Items listed in a dataset:
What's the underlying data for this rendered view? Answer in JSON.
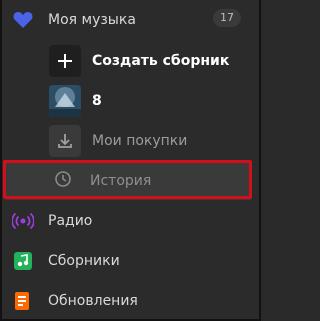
{
  "menu": {
    "my_music": {
      "label": "Моя музыка",
      "count": "17",
      "icon": "heart-icon"
    },
    "sub_items": [
      {
        "label": "Создать сборник",
        "icon": "plus-icon"
      },
      {
        "label": "8",
        "icon": "album-cover"
      },
      {
        "label": "Мои покупки",
        "icon": "download-icon"
      },
      {
        "label": "История",
        "icon": "clock-icon"
      }
    ],
    "main_items": [
      {
        "label": "Радио",
        "icon": "radio-icon"
      },
      {
        "label": "Сборники",
        "icon": "collections-icon"
      },
      {
        "label": "Обновления",
        "icon": "updates-icon"
      }
    ]
  },
  "colors": {
    "background": "#2b2b2b",
    "highlight_border": "#d40f1b",
    "heart": "#4b63e6",
    "radio": "#9b3ee0",
    "collections": "#24b15b",
    "updates": "#ff6a00"
  }
}
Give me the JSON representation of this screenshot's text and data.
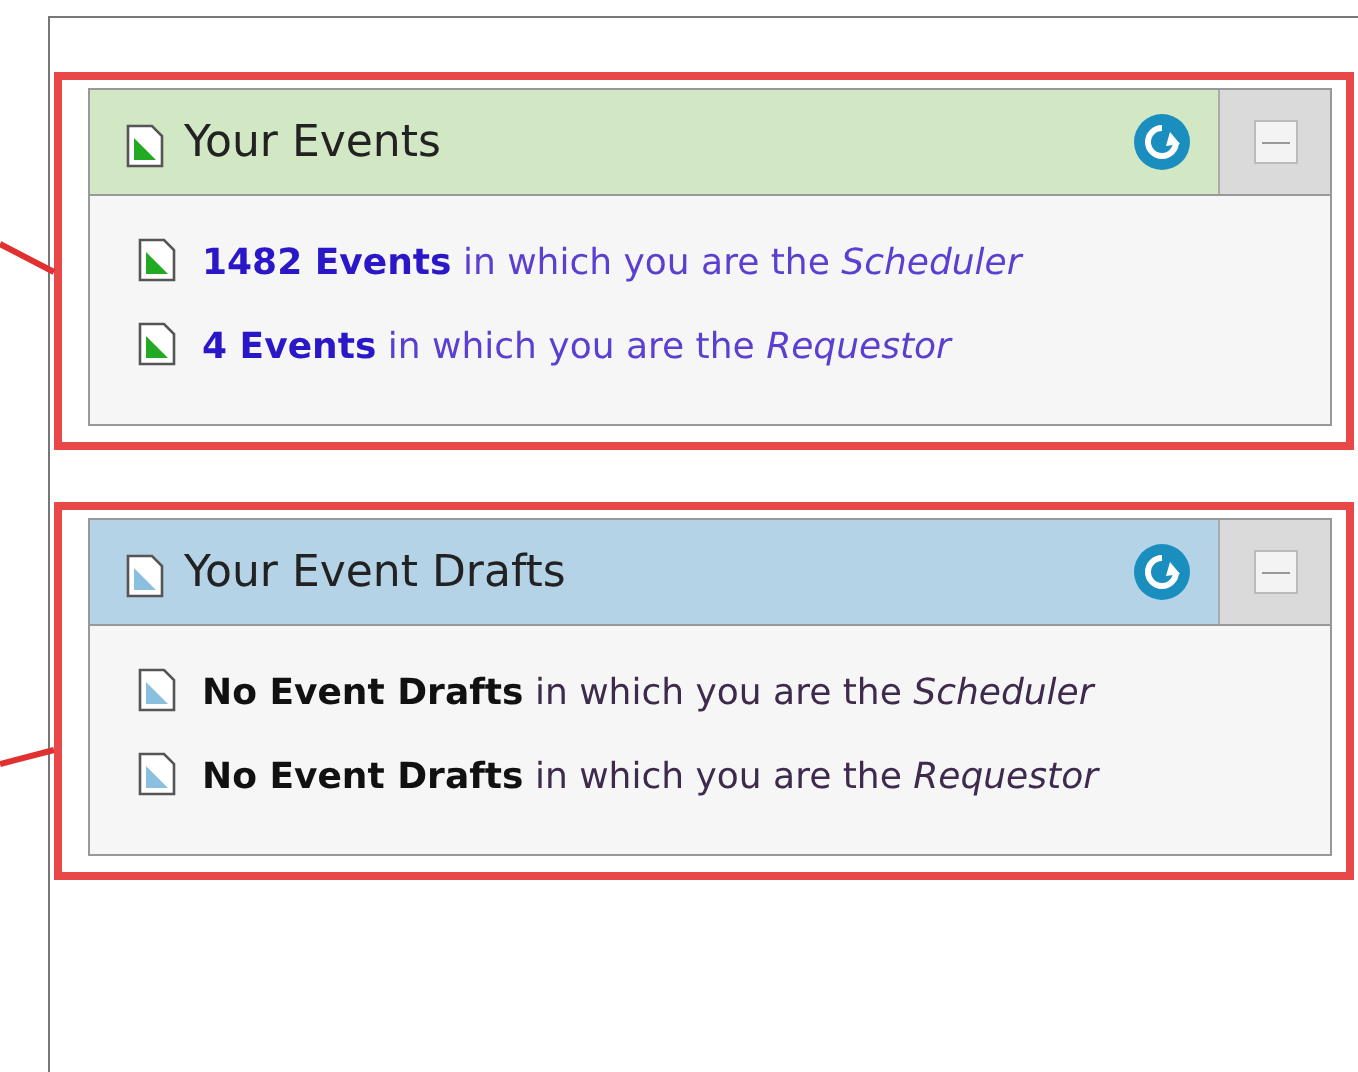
{
  "panels": [
    {
      "kind": "events",
      "title": "Your Events",
      "items": [
        {
          "text": "**1482 Events** in which you are the *Scheduler*"
        },
        {
          "text": "**4 Events** in which you are the *Requestor*"
        }
      ]
    },
    {
      "kind": "drafts",
      "title": "Your Event Drafts",
      "items": [
        {
          "text": "**No Event Drafts** in which you are the *Scheduler*"
        },
        {
          "text": "**No Event Drafts** in which you are the *Requestor*"
        }
      ]
    }
  ]
}
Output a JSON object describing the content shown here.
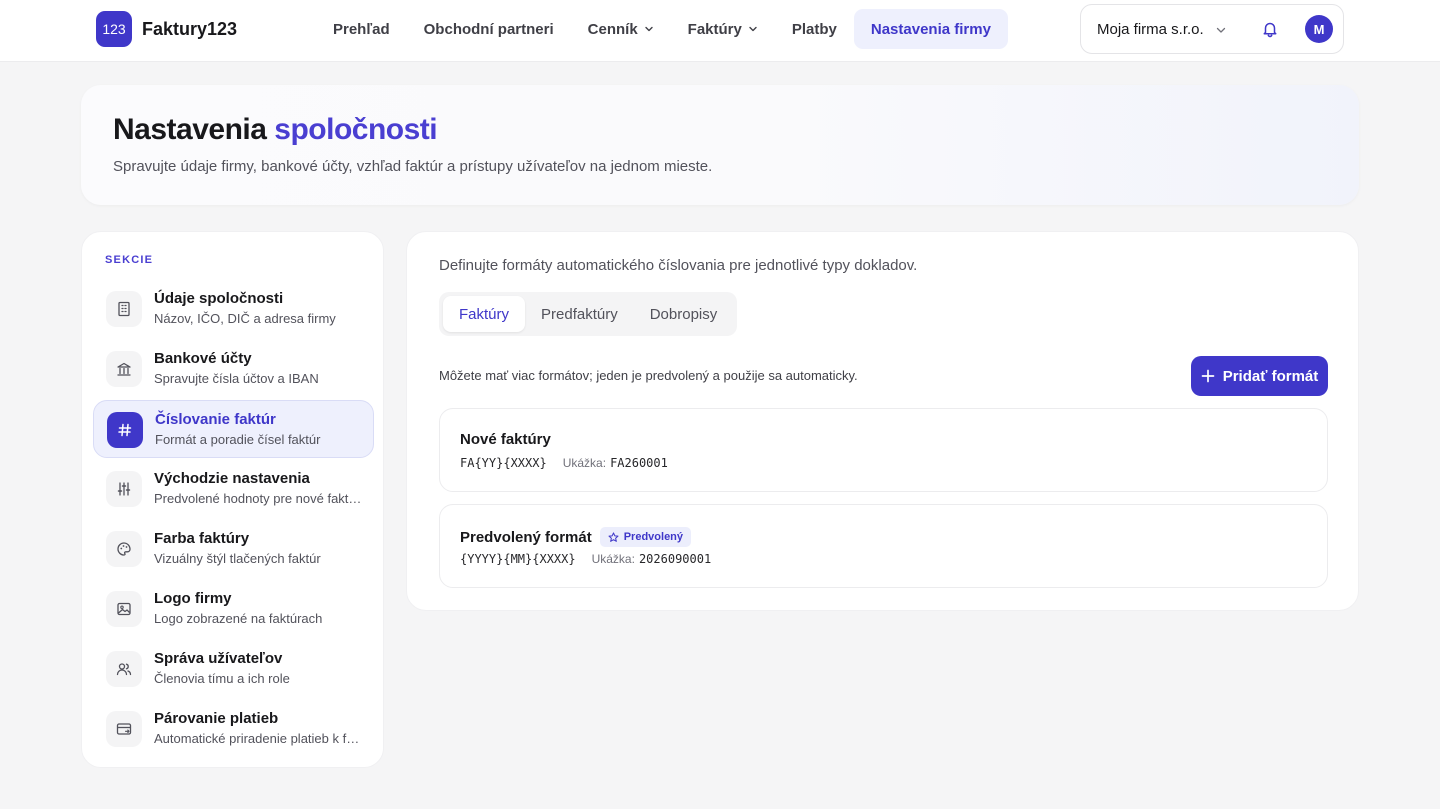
{
  "brand": {
    "logo_text": "123",
    "name": "Faktury123"
  },
  "nav": {
    "items": [
      {
        "label": "Prehľad",
        "dropdown": false,
        "active": false
      },
      {
        "label": "Obchodní partneri",
        "dropdown": false,
        "active": false
      },
      {
        "label": "Cenník",
        "dropdown": true,
        "active": false
      },
      {
        "label": "Faktúry",
        "dropdown": true,
        "active": false
      },
      {
        "label": "Platby",
        "dropdown": false,
        "active": false
      },
      {
        "label": "Nastavenia firmy",
        "dropdown": false,
        "active": true
      }
    ]
  },
  "account": {
    "company": "Moja firma s.r.o.",
    "avatar_initial": "M",
    "bell_icon": "bell-icon"
  },
  "hero": {
    "title_main": "Nastavenia",
    "title_accent": "spoločnosti",
    "subtitle": "Spravujte údaje firmy, bankové účty, vzhľad faktúr a prístupy užívateľov na jednom mieste."
  },
  "sidebar": {
    "heading": "SEKCIE",
    "items": [
      {
        "title": "Údaje spoločnosti",
        "desc": "Názov, IČO, DIČ a adresa firmy",
        "icon": "building-icon",
        "active": false
      },
      {
        "title": "Bankové účty",
        "desc": "Spravujte čísla účtov a IBAN",
        "icon": "bank-icon",
        "active": false
      },
      {
        "title": "Číslovanie faktúr",
        "desc": "Formát a poradie čísel faktúr",
        "icon": "hash-icon",
        "active": true
      },
      {
        "title": "Východzie nastavenia",
        "desc": "Predvolené hodnoty pre nové faktúry",
        "icon": "sliders-icon",
        "active": false
      },
      {
        "title": "Farba faktúry",
        "desc": "Vizuálny štýl tlačených faktúr",
        "icon": "palette-icon",
        "active": false
      },
      {
        "title": "Logo firmy",
        "desc": "Logo zobrazené na faktúrach",
        "icon": "image-icon",
        "active": false
      },
      {
        "title": "Správa užívateľov",
        "desc": "Členovia tímu a ich role",
        "icon": "users-icon",
        "active": false
      },
      {
        "title": "Párovanie platieb",
        "desc": "Automatické priradenie platieb k faktúram",
        "icon": "payment-card-icon",
        "active": false
      }
    ]
  },
  "main": {
    "intro": "Definujte formáty automatického číslovania pre jednotlivé typy dokladov.",
    "tabs": [
      {
        "label": "Faktúry",
        "active": true
      },
      {
        "label": "Predfaktúry",
        "active": false
      },
      {
        "label": "Dobropisy",
        "active": false
      }
    ],
    "hint": "Môžete mať viac formátov; jeden je predvolený a použije sa automaticky.",
    "add_button": "Pridať formát",
    "example_label": "Ukážka:",
    "formats": [
      {
        "name": "Nové faktúry",
        "pattern": "FA{YY}{XXXX}",
        "example": "FA260001",
        "is_default": false,
        "badge": ""
      },
      {
        "name": "Predvolený formát",
        "pattern": "{YYYY}{MM}{XXXX}",
        "example": "2026090001",
        "is_default": true,
        "badge": "Predvolený"
      }
    ]
  },
  "colors": {
    "accent": "#3f37c9",
    "accent_soft": "#eef0fd",
    "text": "#18181b",
    "muted": "#52525b",
    "background": "#f5f5f6"
  }
}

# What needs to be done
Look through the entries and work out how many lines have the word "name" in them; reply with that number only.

# Written reply
3